Green curry is one of those dishes that can catch you off guard. This central Thailand dish is made with spicy green chilies, eggplant, fish sauce, coconut milk, and green vegetables, and it is the spiciest of all Thai curries. To counteract all that fire, look for an off-dry Chenin Blanc that offers a touch of sweetness, with plenty of acidity to cut through the creamy coconut milk. Chenin Blanc also has enough pear, jasmine, and ginger notes to match the brightness of all those chilies.

4. Coconut Chicken Soup and Pinot Gris

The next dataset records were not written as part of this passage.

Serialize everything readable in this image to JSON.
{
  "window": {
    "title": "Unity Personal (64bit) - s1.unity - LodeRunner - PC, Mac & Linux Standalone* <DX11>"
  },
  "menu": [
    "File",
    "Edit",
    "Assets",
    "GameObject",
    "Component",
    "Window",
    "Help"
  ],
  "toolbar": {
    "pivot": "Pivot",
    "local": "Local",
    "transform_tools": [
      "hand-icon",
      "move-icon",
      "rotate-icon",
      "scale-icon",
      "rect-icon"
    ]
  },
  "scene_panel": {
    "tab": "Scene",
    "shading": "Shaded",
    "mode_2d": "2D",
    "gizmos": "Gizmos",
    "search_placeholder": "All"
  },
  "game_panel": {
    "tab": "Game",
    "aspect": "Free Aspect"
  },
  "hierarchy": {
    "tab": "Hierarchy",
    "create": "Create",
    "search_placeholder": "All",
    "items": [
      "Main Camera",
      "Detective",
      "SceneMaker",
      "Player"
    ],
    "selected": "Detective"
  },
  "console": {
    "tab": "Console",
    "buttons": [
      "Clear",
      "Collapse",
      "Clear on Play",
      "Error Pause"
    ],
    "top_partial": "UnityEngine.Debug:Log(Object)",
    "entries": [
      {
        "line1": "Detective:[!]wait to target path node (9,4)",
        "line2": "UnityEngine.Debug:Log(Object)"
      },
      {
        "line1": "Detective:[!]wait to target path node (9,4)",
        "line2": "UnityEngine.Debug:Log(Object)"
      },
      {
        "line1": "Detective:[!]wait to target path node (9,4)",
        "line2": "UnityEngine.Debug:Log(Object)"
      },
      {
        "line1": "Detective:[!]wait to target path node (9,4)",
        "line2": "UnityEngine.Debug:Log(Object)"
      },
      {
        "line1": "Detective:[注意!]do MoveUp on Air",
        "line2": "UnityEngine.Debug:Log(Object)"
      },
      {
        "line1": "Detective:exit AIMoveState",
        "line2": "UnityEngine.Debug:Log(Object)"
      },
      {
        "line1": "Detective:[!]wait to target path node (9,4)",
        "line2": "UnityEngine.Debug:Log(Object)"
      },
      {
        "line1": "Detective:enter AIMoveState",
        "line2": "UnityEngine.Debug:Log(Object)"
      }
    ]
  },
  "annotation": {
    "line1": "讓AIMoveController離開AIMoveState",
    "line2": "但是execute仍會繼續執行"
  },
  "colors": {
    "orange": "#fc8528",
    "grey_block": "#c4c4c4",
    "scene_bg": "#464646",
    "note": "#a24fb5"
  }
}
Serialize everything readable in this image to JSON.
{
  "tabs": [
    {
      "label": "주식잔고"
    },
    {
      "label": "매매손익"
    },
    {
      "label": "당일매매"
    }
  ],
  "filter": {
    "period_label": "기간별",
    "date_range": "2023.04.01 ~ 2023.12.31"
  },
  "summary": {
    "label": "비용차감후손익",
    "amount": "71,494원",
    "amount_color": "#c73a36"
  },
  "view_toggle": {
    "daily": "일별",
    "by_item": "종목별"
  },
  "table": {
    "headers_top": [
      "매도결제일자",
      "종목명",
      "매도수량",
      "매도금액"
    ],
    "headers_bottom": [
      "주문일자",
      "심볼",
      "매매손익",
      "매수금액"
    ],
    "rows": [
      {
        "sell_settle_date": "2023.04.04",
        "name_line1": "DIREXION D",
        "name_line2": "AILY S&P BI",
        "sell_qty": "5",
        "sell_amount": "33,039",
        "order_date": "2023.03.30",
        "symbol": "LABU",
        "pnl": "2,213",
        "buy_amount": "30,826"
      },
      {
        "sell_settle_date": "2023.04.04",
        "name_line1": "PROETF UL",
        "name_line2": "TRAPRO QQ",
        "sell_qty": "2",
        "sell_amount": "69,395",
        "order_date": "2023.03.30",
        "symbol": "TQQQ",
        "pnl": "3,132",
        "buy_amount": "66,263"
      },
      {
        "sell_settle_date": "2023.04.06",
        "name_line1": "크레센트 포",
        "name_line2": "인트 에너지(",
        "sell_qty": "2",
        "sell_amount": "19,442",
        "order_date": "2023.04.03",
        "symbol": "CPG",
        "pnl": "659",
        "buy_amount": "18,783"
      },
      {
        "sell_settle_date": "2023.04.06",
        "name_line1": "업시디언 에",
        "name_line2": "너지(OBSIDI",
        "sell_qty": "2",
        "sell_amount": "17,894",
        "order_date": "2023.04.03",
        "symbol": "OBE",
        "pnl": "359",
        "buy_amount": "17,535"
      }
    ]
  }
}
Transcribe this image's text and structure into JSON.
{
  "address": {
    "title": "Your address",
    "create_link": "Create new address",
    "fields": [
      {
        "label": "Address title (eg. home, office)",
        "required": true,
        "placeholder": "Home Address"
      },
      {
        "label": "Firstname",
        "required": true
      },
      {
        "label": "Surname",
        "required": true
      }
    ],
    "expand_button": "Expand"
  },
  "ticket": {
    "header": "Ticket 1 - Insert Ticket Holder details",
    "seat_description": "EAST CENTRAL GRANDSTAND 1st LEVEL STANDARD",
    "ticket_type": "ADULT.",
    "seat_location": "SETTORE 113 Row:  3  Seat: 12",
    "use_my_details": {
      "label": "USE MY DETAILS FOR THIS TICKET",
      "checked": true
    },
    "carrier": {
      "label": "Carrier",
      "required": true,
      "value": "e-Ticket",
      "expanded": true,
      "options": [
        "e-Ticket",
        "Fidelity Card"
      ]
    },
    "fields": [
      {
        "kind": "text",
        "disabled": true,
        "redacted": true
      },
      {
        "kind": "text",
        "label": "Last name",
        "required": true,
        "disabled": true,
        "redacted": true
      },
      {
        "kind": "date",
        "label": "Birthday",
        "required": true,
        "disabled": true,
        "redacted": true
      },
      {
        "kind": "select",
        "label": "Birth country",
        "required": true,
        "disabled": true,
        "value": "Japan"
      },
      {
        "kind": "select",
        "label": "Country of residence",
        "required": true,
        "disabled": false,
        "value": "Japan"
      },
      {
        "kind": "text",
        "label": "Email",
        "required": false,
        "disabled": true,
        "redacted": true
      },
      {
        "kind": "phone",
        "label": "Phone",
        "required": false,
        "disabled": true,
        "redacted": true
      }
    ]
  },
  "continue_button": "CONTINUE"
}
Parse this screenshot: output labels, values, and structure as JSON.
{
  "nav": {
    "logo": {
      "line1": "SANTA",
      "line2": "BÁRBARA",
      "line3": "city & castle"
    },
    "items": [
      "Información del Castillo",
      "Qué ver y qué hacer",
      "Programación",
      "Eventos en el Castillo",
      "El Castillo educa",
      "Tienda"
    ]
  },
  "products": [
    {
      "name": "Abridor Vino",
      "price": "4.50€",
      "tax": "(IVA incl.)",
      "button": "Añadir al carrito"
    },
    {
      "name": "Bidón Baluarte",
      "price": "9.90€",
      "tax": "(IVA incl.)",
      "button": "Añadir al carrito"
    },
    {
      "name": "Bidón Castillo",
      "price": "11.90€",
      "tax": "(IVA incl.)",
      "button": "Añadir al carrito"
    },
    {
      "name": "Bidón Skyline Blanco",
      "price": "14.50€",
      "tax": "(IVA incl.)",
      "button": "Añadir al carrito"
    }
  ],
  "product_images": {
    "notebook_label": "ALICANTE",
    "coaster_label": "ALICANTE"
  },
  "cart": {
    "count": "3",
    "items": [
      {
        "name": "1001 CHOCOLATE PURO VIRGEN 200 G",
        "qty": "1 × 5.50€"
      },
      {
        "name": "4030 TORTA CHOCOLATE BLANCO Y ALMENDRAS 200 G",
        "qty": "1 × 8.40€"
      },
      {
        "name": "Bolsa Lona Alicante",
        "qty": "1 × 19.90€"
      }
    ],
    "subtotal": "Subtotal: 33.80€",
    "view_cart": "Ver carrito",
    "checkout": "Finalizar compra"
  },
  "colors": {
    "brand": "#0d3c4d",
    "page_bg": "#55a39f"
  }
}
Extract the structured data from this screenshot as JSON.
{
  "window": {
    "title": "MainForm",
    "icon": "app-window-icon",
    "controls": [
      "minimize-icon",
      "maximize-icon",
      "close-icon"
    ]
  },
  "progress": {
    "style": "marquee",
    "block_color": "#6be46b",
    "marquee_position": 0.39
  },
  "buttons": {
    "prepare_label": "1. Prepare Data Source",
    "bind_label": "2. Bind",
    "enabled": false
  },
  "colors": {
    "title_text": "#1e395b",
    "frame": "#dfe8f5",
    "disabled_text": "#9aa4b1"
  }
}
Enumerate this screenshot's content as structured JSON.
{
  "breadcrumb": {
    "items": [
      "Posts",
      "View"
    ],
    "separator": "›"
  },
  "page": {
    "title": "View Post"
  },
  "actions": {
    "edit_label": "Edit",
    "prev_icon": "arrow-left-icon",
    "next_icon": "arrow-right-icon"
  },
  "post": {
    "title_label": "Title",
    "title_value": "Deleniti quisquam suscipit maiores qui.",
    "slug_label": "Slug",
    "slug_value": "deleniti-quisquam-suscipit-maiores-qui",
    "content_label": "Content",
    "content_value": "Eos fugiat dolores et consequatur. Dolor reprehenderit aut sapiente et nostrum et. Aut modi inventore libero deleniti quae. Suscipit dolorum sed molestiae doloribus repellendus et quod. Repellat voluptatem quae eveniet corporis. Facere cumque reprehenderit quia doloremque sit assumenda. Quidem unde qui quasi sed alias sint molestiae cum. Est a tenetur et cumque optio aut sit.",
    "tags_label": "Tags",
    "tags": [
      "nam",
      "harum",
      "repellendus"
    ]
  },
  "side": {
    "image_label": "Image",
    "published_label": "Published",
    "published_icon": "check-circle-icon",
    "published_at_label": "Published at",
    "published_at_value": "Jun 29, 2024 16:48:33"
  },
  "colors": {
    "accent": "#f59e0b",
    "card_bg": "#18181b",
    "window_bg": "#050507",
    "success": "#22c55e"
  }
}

Coconut chicken soup is a refreshing combination of creamy, sweet, and tangy. The tang comes from red curry paste and red chilies, while the sweet creaminess is down to the coconut milk. You also have earthiness from mushrooms, which means you need a wine that can hold its own against all the complexity. Pinot Gris, especially from Alsace, offers plenty of zippy and ripe fruit notes, along with ginger and sweet honey. Although fuller bodied, Pinot Gris has enough acidity to balance the coconut richness of the dish.

5. Summer Rolls and Torrontes

Summer rolls are fresh, light, and full of flavor, and they need a wine that won't overpower them. Argentinean Torrontes is highly aromatic thanks to florals like rose and jasmine, and it also brings in plenty of lemon and peach notes. This acidic wine is crisp and delicate enough to balance the taste of fresh summer rolls, making it an ideal match.

There are many additional wines to discover in our extensive online catalog, where the next great Thai food and wine pairing awaits. We can't wait to help you find your new favorite. Contact us today to speak with a member of our team or to get started with expert consultancy services.